### TASK BRIEF
The string "Program" appears in some lines of the entries that follow; copy each such line.

(Element data from apps and pages)

┌──

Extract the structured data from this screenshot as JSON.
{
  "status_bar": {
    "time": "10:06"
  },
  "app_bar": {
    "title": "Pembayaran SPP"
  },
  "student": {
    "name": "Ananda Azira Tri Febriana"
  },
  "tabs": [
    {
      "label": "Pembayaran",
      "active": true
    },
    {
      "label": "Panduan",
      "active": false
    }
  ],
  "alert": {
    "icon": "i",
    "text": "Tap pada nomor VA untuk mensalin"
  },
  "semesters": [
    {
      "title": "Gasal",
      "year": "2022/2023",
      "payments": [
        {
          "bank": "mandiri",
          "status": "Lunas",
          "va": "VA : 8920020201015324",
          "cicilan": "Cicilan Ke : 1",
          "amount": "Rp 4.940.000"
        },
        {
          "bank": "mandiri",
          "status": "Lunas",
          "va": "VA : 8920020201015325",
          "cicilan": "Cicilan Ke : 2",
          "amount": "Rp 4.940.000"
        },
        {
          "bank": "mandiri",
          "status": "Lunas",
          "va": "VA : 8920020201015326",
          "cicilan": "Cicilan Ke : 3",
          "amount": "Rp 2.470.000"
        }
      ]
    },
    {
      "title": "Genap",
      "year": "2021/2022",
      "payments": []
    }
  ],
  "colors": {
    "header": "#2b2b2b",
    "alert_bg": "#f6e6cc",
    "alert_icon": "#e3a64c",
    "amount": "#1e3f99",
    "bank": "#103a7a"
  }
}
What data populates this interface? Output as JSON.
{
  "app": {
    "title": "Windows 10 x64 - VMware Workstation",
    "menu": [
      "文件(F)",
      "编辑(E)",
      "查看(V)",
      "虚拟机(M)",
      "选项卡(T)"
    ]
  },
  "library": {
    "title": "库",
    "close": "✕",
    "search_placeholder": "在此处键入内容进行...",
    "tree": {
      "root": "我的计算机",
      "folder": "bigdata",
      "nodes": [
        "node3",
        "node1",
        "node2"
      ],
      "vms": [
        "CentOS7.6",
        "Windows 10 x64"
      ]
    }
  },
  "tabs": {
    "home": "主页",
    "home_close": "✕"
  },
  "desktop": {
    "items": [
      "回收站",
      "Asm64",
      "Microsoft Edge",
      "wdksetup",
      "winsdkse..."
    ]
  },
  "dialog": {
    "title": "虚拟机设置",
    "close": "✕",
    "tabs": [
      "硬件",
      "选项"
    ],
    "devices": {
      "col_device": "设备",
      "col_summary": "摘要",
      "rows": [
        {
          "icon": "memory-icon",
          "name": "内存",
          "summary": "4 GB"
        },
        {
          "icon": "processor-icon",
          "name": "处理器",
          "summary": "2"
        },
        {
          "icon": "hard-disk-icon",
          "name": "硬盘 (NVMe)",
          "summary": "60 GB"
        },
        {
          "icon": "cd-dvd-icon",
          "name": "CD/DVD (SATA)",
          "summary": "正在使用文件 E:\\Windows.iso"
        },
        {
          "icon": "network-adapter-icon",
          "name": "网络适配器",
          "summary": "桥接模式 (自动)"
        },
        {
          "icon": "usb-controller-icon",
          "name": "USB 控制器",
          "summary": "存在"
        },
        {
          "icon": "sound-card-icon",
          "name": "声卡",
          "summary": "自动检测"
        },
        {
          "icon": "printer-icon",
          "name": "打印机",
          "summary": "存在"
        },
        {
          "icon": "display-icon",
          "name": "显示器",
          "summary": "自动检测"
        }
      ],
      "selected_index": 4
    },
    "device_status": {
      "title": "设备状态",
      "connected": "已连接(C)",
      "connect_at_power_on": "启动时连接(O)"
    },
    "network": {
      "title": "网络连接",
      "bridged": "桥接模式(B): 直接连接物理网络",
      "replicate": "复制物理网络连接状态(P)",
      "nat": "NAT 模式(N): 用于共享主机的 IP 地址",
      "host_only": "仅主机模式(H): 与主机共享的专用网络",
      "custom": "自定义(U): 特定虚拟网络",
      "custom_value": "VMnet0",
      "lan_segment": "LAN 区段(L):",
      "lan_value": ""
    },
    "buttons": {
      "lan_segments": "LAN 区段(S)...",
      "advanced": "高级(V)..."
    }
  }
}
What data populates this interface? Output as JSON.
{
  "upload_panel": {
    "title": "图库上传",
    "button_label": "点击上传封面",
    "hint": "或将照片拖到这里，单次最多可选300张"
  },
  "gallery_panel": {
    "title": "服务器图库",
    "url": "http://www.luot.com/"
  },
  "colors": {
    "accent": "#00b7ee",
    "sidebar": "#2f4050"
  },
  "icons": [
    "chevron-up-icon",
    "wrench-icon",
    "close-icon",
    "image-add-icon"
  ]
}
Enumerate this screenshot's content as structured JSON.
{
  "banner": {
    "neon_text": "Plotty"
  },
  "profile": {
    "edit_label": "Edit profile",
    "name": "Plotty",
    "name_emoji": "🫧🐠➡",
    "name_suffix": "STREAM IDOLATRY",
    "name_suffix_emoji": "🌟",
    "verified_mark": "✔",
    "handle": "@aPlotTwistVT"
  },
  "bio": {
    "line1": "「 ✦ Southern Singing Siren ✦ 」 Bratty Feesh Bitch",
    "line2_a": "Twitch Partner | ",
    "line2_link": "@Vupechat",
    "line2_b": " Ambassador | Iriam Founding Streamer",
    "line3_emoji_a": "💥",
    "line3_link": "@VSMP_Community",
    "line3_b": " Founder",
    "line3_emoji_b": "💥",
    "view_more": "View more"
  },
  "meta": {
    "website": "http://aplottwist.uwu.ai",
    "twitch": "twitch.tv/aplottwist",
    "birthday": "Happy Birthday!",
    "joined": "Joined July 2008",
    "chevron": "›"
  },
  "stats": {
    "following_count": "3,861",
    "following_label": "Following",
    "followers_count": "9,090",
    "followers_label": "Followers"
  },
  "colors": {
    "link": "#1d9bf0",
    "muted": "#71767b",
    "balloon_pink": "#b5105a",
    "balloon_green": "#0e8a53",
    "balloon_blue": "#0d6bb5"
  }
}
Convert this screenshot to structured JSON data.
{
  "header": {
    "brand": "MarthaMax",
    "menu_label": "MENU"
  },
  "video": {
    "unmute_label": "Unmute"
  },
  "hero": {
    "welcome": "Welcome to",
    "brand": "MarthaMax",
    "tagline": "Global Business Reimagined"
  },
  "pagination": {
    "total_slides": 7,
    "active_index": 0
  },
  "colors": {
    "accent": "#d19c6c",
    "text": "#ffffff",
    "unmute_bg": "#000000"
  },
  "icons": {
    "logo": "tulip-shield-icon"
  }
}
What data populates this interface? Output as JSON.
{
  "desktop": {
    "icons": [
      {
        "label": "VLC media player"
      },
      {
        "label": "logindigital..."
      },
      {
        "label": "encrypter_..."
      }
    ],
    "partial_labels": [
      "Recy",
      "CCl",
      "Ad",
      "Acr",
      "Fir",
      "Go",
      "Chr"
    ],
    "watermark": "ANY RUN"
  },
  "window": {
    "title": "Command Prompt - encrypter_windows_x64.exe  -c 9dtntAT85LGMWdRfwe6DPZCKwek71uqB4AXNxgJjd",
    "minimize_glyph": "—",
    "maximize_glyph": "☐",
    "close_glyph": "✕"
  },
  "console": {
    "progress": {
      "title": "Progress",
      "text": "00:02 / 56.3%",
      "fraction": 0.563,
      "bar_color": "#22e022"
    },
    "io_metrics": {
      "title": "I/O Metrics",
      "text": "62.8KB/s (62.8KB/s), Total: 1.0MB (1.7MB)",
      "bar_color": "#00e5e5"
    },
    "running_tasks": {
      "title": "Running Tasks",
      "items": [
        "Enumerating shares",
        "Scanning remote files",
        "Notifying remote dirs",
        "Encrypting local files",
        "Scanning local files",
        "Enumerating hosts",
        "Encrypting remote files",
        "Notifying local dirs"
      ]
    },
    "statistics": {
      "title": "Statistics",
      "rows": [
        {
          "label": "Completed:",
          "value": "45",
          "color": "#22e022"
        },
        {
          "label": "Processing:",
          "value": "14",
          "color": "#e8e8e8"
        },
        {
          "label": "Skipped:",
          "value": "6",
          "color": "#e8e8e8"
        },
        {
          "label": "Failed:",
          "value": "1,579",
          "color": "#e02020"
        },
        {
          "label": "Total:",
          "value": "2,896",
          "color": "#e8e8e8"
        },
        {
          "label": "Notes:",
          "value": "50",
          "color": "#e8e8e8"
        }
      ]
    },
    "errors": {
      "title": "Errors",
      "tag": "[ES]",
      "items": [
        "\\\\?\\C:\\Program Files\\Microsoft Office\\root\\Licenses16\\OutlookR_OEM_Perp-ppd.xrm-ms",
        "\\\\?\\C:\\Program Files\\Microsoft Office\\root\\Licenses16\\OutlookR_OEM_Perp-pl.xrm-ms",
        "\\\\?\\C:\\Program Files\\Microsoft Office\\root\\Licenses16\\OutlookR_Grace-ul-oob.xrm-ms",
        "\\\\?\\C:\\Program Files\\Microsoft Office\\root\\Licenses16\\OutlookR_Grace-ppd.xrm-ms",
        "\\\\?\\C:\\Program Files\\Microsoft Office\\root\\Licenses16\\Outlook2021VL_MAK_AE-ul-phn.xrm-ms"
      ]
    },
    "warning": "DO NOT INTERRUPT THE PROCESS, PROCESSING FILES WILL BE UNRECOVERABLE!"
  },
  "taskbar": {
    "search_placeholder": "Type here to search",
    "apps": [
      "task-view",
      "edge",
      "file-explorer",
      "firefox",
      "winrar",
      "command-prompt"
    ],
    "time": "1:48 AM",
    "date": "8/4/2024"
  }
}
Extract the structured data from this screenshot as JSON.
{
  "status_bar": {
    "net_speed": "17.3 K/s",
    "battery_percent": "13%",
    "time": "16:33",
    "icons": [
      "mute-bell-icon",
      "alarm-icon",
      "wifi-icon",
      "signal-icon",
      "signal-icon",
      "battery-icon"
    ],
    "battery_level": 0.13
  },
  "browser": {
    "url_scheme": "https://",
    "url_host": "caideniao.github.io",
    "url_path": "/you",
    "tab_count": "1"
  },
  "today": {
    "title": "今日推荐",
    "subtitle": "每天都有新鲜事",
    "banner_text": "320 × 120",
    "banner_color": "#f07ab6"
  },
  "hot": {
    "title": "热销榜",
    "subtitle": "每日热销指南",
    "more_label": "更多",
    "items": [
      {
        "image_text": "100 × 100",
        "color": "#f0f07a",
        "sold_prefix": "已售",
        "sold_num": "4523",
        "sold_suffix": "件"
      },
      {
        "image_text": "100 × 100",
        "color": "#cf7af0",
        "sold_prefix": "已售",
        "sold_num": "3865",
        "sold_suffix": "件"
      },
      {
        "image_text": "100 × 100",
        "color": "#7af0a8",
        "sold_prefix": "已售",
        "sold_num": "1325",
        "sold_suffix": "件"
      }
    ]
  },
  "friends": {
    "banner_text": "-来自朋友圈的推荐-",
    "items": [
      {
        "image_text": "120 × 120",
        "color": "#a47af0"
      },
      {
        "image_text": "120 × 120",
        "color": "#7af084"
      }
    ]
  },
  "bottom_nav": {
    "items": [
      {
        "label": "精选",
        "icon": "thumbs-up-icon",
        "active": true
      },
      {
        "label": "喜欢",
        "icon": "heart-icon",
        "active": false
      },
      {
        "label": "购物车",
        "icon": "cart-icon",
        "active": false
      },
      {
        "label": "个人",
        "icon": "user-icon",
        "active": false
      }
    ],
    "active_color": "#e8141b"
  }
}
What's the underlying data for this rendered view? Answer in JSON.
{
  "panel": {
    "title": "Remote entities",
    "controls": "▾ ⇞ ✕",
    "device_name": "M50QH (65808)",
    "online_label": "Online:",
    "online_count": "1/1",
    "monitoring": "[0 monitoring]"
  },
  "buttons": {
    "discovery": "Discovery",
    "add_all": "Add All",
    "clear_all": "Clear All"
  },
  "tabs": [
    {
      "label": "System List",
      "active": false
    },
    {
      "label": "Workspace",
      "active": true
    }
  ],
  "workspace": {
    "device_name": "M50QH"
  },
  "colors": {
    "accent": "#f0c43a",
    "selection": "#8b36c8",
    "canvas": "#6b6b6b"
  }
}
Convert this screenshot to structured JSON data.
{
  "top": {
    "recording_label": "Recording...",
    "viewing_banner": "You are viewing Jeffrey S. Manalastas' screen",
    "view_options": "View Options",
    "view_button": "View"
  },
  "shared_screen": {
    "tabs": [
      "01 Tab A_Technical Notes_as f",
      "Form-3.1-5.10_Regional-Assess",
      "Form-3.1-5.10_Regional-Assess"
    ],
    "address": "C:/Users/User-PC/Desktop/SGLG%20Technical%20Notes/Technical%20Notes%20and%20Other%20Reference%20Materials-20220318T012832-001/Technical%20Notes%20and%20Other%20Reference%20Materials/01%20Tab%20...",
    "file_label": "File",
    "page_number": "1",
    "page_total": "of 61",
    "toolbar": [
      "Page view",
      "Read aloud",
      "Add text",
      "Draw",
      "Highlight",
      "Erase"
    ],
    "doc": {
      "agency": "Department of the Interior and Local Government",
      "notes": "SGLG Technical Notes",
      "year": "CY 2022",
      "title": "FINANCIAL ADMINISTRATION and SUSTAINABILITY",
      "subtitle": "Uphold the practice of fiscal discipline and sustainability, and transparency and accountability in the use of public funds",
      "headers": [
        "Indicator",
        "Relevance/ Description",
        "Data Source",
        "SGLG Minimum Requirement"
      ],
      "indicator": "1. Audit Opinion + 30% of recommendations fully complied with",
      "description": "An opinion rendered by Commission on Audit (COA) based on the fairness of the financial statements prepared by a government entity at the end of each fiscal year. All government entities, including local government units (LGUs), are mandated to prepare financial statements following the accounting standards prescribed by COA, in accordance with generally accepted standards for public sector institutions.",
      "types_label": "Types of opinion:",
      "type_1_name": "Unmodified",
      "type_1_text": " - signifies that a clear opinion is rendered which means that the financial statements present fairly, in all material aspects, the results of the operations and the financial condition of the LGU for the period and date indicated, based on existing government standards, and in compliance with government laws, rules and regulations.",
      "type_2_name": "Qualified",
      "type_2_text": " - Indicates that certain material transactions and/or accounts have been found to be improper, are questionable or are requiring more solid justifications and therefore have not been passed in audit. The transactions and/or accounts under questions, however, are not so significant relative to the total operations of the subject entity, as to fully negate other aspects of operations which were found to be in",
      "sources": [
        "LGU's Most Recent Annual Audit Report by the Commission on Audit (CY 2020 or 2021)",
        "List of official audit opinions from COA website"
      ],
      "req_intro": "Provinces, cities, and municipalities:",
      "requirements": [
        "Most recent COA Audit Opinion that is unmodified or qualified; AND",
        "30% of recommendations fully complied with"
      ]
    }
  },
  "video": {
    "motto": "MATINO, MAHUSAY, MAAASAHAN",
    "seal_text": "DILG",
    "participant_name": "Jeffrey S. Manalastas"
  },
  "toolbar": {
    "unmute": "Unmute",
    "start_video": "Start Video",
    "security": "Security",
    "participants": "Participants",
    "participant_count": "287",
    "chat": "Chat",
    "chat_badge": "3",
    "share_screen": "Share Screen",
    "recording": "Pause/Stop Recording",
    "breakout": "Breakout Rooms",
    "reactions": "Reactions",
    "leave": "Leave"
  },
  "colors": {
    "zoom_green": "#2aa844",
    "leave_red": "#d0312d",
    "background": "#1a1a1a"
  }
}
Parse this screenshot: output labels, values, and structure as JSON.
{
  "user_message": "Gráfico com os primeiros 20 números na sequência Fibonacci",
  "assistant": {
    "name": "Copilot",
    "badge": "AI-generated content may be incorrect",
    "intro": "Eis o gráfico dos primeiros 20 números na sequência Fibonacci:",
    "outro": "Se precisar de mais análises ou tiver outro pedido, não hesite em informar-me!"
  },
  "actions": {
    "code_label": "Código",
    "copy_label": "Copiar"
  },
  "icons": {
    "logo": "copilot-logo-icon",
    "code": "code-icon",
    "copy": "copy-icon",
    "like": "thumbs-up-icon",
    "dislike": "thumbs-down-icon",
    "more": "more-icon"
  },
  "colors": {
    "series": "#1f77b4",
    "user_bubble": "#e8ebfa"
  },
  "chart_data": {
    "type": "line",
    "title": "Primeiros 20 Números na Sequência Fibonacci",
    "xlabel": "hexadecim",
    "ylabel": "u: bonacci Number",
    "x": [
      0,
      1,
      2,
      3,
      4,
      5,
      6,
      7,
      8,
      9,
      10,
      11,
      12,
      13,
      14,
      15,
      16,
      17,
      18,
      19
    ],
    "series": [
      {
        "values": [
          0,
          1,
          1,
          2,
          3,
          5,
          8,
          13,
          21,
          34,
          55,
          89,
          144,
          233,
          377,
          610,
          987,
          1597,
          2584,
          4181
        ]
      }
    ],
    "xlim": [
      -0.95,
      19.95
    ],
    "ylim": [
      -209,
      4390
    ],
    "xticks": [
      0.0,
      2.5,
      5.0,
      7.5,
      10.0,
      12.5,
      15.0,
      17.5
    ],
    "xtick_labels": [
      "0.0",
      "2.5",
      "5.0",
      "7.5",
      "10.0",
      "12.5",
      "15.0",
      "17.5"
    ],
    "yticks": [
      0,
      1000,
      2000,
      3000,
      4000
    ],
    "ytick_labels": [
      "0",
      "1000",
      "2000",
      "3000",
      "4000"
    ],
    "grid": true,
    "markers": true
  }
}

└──

### WRITTEN SOLUTION
        "\\\\?\\C:\\Program Files\\Microsoft Office\\root\\Licenses16\\OutlookR_OEM_Perp-ppd.xrm-ms",
        "\\\\?\\C:\\Program Files\\Microsoft Office\\root\\Licenses16\\OutlookR_OEM_Perp-pl.xrm-ms",
        "\\\\?\\C:\\Program Files\\Microsoft Office\\root\\Licenses16\\OutlookR_Grace-ul-oob.xrm-ms",
        "\\\\?\\C:\\Program Files\\Microsoft Office\\root\\Licenses16\\OutlookR_Grace-ppd.xrm-ms",
        "\\\\?\\C:\\Program Files\\Microsoft Office\\root\\Licenses16\\Outlook2021VL_MAK_AE-ul-phn.xrm-ms"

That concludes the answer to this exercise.